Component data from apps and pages
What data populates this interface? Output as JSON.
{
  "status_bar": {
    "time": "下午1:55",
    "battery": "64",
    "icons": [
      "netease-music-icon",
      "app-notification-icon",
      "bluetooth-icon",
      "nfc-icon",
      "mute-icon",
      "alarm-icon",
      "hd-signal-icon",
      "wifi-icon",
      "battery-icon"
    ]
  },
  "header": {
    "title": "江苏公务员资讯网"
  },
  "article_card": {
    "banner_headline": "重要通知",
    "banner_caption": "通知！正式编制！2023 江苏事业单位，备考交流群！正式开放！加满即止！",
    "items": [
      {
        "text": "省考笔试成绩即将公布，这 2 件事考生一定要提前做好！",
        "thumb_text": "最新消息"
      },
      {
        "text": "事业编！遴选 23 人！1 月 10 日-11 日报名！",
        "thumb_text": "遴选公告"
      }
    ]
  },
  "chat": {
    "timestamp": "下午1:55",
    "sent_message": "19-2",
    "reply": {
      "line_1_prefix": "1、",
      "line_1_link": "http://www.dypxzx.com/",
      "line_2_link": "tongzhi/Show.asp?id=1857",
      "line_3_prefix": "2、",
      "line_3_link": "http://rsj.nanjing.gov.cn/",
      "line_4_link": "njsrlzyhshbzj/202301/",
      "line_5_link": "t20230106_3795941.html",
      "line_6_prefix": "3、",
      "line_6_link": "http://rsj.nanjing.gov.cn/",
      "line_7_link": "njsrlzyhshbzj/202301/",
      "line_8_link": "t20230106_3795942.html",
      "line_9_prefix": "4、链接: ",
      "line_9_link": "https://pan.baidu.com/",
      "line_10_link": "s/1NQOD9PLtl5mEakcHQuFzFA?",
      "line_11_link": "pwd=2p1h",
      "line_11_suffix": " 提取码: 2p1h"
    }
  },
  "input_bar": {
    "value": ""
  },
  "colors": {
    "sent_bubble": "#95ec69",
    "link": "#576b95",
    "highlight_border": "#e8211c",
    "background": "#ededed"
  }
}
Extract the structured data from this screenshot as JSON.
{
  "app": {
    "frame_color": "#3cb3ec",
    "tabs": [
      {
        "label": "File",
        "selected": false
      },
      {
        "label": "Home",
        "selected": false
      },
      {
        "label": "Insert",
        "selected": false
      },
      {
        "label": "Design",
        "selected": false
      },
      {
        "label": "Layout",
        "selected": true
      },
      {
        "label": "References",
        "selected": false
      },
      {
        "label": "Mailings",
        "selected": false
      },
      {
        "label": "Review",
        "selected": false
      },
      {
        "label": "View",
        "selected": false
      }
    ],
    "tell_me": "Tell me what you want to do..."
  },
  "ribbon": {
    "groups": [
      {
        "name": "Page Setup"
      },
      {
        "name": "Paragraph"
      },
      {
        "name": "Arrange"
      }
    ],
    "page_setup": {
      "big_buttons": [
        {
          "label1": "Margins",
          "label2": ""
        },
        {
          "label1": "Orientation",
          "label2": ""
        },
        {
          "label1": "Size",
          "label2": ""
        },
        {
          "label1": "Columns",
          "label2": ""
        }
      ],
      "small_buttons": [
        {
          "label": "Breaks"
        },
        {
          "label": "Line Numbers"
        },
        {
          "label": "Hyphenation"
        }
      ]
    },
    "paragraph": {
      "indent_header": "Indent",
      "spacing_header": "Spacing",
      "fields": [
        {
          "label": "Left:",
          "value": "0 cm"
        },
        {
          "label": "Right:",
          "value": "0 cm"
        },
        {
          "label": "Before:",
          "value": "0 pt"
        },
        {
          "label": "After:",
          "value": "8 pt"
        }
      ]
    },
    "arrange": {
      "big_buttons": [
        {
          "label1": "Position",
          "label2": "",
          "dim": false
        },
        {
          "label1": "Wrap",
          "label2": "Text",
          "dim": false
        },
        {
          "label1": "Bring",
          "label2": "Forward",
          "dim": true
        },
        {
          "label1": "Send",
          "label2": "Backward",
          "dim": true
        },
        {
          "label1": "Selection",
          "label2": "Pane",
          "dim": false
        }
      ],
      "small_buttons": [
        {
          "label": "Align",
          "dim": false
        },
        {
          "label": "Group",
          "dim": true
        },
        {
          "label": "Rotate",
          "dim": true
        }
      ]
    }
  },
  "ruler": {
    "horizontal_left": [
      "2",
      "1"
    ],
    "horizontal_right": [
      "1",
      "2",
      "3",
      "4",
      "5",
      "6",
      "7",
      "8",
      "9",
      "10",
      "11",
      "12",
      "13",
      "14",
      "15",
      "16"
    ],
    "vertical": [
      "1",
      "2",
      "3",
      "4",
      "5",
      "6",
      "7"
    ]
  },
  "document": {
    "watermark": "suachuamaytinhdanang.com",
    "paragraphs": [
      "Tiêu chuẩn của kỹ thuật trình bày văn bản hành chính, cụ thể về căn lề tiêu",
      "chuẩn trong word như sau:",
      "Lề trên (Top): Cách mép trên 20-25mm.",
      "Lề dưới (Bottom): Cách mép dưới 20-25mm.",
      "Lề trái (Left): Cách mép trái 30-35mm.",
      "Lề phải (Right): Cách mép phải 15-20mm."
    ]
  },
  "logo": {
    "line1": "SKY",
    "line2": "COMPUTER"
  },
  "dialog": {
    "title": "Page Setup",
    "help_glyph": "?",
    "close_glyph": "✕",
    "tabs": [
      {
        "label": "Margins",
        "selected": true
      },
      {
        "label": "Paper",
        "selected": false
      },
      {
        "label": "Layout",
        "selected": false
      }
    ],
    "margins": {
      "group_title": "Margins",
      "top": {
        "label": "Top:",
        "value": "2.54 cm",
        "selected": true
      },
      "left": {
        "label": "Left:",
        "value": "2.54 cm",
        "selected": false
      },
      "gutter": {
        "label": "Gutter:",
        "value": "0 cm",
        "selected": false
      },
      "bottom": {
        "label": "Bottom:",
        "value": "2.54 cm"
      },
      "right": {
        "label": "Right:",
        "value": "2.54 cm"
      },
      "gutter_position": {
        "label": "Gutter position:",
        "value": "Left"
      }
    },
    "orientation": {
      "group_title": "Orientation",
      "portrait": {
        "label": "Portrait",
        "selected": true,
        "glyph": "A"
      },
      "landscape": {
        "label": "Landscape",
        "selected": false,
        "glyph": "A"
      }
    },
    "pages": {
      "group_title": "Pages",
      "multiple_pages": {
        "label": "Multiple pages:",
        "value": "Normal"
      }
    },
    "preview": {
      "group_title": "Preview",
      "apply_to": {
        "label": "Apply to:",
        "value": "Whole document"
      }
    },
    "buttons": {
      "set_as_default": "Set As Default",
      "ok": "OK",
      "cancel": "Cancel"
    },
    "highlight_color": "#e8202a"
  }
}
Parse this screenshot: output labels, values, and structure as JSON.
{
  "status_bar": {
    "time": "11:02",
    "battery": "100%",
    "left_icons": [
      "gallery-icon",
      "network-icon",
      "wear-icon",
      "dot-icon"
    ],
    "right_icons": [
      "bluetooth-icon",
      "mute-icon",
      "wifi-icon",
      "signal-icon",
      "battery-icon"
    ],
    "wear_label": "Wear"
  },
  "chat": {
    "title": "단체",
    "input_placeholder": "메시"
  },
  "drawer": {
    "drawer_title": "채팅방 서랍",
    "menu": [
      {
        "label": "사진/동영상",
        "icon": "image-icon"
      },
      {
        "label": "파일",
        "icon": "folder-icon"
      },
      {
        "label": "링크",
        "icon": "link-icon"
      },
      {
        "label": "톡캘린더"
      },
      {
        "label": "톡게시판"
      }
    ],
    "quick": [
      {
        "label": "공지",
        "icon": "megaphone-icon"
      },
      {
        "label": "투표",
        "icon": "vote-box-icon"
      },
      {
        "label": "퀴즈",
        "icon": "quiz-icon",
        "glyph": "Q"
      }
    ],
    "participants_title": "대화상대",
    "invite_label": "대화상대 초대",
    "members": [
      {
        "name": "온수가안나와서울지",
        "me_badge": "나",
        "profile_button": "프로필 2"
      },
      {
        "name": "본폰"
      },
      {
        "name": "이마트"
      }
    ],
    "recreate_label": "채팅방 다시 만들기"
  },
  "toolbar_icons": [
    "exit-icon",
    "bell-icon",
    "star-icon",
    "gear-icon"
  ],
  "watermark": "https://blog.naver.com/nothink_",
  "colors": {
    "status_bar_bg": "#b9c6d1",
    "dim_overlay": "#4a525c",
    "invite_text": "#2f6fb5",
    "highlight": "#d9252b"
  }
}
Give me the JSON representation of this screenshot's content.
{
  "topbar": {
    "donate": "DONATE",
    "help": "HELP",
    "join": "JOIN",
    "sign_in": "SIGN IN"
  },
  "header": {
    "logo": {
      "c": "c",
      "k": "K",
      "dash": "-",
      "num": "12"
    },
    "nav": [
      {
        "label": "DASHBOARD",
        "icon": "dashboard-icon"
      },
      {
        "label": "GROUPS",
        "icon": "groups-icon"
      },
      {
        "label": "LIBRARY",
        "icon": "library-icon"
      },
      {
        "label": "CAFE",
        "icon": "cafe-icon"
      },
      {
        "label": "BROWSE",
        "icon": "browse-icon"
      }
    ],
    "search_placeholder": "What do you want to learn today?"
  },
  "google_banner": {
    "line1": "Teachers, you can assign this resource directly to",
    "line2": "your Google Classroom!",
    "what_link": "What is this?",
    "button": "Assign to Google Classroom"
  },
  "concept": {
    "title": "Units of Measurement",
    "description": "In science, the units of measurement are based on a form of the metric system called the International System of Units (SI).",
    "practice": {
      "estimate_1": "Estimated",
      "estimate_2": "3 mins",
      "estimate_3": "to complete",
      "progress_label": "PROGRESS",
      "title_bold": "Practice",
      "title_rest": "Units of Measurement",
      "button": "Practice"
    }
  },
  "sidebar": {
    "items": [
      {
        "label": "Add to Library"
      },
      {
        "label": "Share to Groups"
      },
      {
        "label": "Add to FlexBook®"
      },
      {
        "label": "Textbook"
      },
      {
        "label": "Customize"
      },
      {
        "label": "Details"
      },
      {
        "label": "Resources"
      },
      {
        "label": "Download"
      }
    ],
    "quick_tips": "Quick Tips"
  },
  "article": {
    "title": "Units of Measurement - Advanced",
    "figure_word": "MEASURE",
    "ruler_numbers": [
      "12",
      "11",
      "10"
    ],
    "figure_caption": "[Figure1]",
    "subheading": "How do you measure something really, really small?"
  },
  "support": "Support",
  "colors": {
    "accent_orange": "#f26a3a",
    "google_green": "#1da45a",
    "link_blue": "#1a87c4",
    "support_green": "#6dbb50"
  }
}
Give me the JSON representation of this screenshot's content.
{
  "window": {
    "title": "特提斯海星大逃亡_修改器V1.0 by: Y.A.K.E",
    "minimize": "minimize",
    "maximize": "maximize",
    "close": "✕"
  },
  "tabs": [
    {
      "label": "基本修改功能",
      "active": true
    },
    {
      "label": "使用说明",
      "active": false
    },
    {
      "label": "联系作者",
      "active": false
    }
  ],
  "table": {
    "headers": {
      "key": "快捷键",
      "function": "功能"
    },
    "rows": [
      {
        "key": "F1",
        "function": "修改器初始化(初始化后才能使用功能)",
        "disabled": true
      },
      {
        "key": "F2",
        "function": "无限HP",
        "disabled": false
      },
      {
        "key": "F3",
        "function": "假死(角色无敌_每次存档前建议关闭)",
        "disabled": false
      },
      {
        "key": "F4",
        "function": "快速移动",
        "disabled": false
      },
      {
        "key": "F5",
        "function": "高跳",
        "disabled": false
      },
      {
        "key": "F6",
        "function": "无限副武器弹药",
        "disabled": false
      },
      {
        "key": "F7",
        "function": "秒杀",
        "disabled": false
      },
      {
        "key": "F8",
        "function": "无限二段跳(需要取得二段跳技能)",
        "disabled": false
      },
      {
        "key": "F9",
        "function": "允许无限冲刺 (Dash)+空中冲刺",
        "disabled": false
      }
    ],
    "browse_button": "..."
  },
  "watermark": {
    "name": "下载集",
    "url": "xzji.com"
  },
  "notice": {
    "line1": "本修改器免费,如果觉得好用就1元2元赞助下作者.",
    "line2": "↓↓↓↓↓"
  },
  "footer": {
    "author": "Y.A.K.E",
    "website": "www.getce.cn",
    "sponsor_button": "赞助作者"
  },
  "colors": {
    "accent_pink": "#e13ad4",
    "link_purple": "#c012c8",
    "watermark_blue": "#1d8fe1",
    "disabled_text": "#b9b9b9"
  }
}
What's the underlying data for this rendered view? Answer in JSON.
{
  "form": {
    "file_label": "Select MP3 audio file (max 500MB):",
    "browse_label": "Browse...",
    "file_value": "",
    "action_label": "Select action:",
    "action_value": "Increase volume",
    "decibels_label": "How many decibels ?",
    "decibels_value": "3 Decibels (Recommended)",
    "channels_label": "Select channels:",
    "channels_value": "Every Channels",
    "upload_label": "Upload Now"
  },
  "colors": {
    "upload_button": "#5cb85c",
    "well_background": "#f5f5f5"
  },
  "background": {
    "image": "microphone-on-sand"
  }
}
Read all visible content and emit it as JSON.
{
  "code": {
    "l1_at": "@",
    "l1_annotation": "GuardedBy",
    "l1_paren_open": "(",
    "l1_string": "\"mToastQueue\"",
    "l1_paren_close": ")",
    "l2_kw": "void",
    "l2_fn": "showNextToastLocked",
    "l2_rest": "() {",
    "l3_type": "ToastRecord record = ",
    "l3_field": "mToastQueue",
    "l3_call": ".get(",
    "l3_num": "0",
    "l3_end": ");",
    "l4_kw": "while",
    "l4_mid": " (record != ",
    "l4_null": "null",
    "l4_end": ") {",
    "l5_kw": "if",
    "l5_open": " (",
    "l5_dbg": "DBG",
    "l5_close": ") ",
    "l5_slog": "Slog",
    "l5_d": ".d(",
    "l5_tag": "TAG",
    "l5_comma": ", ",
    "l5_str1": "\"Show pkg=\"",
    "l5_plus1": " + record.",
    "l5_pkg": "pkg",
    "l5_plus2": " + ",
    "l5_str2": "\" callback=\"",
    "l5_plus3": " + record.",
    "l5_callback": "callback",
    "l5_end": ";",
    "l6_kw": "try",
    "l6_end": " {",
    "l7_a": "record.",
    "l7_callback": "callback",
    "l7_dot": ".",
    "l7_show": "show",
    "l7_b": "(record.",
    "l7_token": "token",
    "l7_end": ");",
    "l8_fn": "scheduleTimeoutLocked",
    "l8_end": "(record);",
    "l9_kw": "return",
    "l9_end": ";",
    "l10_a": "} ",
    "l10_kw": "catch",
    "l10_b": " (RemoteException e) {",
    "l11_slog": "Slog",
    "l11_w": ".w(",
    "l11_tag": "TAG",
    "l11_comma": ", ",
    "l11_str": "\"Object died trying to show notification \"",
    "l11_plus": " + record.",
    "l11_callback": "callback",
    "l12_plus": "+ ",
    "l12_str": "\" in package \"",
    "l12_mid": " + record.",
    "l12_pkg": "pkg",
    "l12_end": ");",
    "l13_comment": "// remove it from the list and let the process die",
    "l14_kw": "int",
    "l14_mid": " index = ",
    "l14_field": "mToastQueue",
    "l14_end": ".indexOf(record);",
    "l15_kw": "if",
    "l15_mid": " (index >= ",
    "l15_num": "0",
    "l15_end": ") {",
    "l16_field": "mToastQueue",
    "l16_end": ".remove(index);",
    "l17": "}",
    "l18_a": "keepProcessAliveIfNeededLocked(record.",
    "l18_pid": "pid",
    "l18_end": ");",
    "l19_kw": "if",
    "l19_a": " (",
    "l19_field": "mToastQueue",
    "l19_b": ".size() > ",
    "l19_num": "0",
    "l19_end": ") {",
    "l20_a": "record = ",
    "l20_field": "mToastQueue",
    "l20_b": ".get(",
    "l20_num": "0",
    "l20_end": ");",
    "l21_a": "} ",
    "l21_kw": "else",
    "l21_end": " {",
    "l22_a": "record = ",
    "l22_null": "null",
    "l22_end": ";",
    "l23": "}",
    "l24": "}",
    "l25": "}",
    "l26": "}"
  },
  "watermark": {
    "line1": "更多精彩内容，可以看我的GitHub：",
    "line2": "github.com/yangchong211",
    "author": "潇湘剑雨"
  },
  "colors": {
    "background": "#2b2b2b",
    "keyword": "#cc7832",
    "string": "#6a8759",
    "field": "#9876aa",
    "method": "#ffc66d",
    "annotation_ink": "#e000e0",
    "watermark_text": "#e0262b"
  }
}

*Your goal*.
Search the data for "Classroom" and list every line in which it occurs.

*The answer*.
    "line2": "your Google Classroom!",
    "button": "Assign to Google Classroom"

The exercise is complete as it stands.